Premature Plant Death in Corn

R.L. (Bob) Nielsen , Agronomy Department , Purdue University, West Lafayette, IN 47907-1150

Originally published in Purdue Pest Management & Crop Production Newsletter (9/1/95)

Some corn fields this past week have begun to shut down operations prematurely. In some cases, the premature death is related to severe disease stress (see Don Scott's article P&C Newsletter, 9/1/95). In many other cases, however, the plants have simply 'given up the ghost' due to cumulative effects of this summer's heat stress, coupled in some areas with fairly severe moisture deficits.

Many of these fields (maybe all) were those same fields that we all abused last spring by working and planting fields that were too wet to be in. The subsequent poor root establishment, especially shallow root development, resulted in plants that were vulnerable to extreme weather patterns.

One of the extremes that most of the state suffered from this year was the unusually abundant number of days with temperatures in the 90's. Several days of such temperatures usually don't impact corn growth and development very much. However, weeks and weeks of such temperatures eventually takes its toll on plant health as well as dry matter accumulation.
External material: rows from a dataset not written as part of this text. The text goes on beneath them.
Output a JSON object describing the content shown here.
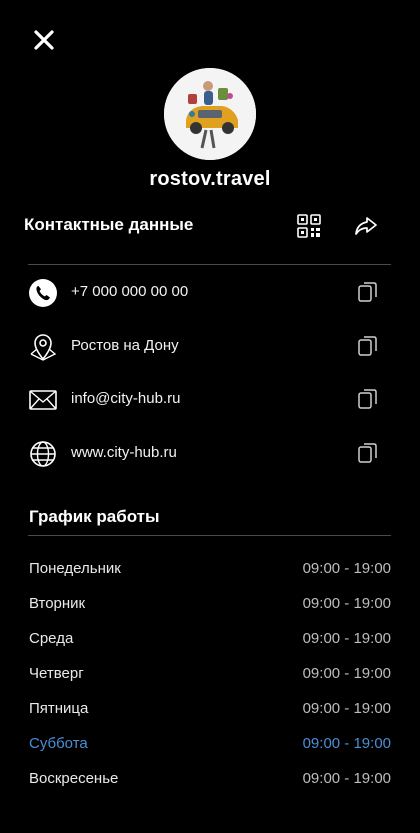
{
  "profile": {
    "username": "rostov.travel"
  },
  "contacts": {
    "title": "Контактные данные",
    "items": [
      {
        "icon": "phone-icon",
        "text": "+7 000 000 00 00"
      },
      {
        "icon": "location-icon",
        "text": "Ростов на Дону"
      },
      {
        "icon": "mail-icon",
        "text": "info@city-hub.ru"
      },
      {
        "icon": "globe-icon",
        "text": "www.city-hub.ru"
      }
    ]
  },
  "schedule": {
    "title": "График работы",
    "days": [
      {
        "day": "Понедельник",
        "hours": "09:00 - 19:00"
      },
      {
        "day": "Вторник",
        "hours": "09:00 - 19:00"
      },
      {
        "day": "Среда",
        "hours": "09:00 - 19:00"
      },
      {
        "day": "Четверг",
        "hours": "09:00 - 19:00"
      },
      {
        "day": "Пятница",
        "hours": "09:00 - 19:00"
      },
      {
        "day": "Суббота",
        "hours": "09:00 - 19:00",
        "today": true
      },
      {
        "day": "Воскресенье",
        "hours": "09:00 - 19:00"
      }
    ]
  },
  "colors": {
    "background": "#000000",
    "text": "#ffffff",
    "muted": "#bdbdbd",
    "accent": "#4a8fd6",
    "divider": "#4a4a4a"
  }
}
Plants suffering from such stress struggle to complete grain fill before they 'give up the ghost'. In doing so, they often resort to cannabilizing the carbohydrates and nutrients from the leaves and stalks in order to fill the grain. In response to decreased carbohydrate levels in the lower stalks and roots, the plant often becomes more susceptible to the ever-present root and stalk rot organisms. Growers should walk these fields during the next few weeks, monitor the stalk health, and adjust harvest strategies accordingly to manage fields where stalk lodging may be a big problem.